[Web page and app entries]
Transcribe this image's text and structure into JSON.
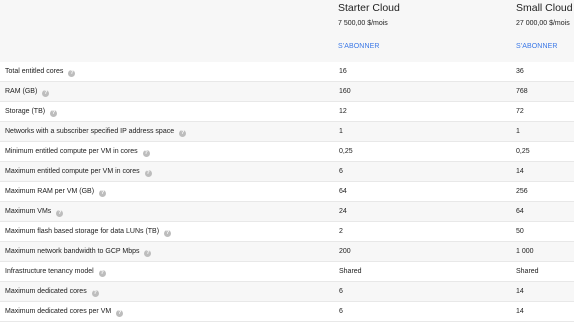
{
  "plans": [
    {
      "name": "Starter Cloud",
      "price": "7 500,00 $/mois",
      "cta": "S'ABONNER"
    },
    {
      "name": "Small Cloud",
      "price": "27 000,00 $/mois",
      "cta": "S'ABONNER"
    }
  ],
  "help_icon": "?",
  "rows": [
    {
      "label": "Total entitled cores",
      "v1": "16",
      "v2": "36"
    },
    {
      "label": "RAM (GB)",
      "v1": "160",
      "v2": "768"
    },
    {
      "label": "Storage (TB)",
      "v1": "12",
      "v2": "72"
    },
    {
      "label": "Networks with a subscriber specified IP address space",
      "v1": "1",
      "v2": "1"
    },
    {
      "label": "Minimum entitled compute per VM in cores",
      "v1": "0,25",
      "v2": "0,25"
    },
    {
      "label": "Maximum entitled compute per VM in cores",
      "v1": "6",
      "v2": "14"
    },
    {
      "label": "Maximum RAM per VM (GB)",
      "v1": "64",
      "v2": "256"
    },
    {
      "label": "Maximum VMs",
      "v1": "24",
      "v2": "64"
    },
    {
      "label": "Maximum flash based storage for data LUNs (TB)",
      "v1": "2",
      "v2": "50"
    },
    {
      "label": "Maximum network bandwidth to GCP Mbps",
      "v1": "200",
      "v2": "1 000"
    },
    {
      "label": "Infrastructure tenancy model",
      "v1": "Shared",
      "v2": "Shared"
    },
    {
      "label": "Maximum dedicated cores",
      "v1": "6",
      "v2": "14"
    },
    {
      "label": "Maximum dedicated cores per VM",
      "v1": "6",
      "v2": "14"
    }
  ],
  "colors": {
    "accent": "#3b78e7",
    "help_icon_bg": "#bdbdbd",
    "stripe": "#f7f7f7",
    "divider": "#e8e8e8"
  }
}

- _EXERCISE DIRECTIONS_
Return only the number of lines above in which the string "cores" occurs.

- _SOLUTION_
5